> **What the task asks**
One figure is the whole answer: the number of lines below that contain the word "Mode".

> **Data for this exercise**
====================

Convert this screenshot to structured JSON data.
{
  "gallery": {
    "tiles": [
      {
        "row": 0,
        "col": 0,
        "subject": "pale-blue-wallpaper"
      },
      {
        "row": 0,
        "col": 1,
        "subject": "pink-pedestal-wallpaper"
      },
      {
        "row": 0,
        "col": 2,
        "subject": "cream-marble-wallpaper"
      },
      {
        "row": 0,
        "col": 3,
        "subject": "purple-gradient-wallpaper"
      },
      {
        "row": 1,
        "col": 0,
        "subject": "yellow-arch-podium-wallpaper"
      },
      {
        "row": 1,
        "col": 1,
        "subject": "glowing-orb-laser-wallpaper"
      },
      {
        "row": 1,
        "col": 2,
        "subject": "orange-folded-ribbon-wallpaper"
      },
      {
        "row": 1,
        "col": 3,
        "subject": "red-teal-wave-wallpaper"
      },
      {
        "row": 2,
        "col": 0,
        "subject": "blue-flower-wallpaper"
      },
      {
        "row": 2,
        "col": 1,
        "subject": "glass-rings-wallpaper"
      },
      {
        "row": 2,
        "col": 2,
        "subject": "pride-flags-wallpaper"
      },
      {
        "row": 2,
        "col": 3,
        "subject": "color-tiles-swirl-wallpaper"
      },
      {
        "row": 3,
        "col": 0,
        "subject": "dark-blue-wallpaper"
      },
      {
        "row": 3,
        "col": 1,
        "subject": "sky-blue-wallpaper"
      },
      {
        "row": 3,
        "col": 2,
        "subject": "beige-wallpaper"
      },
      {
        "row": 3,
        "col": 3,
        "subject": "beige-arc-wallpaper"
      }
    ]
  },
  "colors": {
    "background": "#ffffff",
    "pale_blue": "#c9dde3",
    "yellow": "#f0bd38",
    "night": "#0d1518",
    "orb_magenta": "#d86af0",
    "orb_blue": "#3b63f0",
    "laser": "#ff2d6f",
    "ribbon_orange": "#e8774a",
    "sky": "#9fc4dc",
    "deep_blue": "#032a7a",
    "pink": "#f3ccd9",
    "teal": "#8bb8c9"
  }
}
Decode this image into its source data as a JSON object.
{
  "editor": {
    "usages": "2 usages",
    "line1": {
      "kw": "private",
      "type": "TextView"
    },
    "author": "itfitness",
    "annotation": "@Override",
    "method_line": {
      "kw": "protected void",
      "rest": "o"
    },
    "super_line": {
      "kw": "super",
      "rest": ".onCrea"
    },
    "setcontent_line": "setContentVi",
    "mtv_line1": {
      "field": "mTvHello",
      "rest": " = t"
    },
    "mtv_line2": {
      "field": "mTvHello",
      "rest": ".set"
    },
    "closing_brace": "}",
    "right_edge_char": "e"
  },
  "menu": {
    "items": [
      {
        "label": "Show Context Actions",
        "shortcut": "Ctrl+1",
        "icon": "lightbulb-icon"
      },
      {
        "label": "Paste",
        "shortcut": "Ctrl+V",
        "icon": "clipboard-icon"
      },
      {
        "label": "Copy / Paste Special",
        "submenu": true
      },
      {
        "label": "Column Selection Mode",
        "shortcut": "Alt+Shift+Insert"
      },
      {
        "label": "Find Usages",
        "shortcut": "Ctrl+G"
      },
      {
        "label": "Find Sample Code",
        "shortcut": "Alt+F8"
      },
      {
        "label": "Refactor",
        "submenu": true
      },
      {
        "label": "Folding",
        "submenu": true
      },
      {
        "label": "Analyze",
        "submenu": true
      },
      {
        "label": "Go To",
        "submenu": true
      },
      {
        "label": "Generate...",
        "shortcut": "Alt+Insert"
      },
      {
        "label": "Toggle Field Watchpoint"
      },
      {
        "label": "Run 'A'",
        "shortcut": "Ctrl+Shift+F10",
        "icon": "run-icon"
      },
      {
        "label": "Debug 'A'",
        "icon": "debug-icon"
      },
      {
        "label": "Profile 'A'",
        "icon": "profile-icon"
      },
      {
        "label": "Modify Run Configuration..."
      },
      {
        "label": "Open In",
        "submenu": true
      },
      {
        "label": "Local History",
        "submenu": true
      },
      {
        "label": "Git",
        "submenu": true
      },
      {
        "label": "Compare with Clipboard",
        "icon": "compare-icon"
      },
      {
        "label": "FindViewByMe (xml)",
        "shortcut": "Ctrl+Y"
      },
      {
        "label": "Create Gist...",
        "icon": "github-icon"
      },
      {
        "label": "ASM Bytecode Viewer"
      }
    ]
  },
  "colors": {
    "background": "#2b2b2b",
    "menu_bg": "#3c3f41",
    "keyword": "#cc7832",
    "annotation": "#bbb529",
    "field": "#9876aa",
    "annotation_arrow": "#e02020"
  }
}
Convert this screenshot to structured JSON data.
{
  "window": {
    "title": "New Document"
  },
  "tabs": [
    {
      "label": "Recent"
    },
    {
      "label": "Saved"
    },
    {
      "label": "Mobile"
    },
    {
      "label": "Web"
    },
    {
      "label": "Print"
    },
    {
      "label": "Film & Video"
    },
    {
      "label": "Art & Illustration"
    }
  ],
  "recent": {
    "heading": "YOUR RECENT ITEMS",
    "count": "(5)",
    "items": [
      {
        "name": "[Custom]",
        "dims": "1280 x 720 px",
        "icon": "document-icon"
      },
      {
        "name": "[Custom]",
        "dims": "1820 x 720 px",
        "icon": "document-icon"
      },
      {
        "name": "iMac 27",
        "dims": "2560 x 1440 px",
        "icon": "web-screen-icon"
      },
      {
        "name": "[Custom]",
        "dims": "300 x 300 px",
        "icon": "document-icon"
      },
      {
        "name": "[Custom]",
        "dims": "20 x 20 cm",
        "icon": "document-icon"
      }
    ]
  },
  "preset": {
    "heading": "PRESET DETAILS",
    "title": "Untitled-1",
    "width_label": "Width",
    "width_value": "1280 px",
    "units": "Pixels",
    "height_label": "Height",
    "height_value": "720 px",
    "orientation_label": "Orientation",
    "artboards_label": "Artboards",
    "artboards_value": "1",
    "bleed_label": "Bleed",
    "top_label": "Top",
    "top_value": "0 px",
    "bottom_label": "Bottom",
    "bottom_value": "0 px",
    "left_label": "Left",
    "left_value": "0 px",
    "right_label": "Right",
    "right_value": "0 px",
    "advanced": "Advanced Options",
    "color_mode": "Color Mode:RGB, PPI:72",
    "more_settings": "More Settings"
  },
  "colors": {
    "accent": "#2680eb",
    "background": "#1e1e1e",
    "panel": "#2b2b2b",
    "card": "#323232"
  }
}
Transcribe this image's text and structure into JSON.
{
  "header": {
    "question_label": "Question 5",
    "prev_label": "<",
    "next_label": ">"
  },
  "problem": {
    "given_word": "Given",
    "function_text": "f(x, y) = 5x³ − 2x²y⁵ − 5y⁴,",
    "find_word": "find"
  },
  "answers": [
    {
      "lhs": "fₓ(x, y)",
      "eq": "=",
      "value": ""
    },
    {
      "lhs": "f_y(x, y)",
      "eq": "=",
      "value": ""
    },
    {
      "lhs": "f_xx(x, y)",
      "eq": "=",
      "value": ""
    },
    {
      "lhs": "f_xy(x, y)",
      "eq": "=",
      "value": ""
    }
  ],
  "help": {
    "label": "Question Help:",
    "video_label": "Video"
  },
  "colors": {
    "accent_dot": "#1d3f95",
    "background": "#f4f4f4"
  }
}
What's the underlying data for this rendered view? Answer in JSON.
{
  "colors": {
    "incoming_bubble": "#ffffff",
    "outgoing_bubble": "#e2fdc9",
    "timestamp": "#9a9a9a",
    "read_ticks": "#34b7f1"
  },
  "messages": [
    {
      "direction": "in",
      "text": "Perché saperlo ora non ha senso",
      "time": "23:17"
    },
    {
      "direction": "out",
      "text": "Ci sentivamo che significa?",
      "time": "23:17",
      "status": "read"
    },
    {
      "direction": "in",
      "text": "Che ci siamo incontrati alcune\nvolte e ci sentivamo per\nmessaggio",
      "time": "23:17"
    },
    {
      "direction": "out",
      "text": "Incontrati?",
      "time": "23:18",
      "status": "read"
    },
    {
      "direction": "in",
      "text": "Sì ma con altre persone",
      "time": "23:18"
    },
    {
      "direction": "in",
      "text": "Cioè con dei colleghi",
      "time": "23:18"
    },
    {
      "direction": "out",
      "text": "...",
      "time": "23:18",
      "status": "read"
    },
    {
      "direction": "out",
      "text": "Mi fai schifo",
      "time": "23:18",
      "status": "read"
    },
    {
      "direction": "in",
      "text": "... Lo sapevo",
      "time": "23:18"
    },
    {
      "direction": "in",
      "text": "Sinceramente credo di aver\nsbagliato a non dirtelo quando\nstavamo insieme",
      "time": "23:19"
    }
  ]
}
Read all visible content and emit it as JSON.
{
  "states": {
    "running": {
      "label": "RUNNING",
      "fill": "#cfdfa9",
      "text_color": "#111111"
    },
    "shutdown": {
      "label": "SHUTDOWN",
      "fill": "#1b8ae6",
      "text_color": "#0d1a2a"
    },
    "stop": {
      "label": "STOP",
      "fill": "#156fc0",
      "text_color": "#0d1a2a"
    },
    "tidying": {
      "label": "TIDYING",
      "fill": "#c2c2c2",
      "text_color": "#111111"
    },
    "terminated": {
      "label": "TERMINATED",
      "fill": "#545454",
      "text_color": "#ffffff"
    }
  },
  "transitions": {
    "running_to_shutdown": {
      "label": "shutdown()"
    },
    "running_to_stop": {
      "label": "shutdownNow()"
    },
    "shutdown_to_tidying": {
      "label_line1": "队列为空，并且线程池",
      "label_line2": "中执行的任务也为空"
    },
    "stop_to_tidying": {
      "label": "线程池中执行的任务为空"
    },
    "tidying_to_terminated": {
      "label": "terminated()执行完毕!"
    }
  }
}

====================

> **Answer to the problem**
2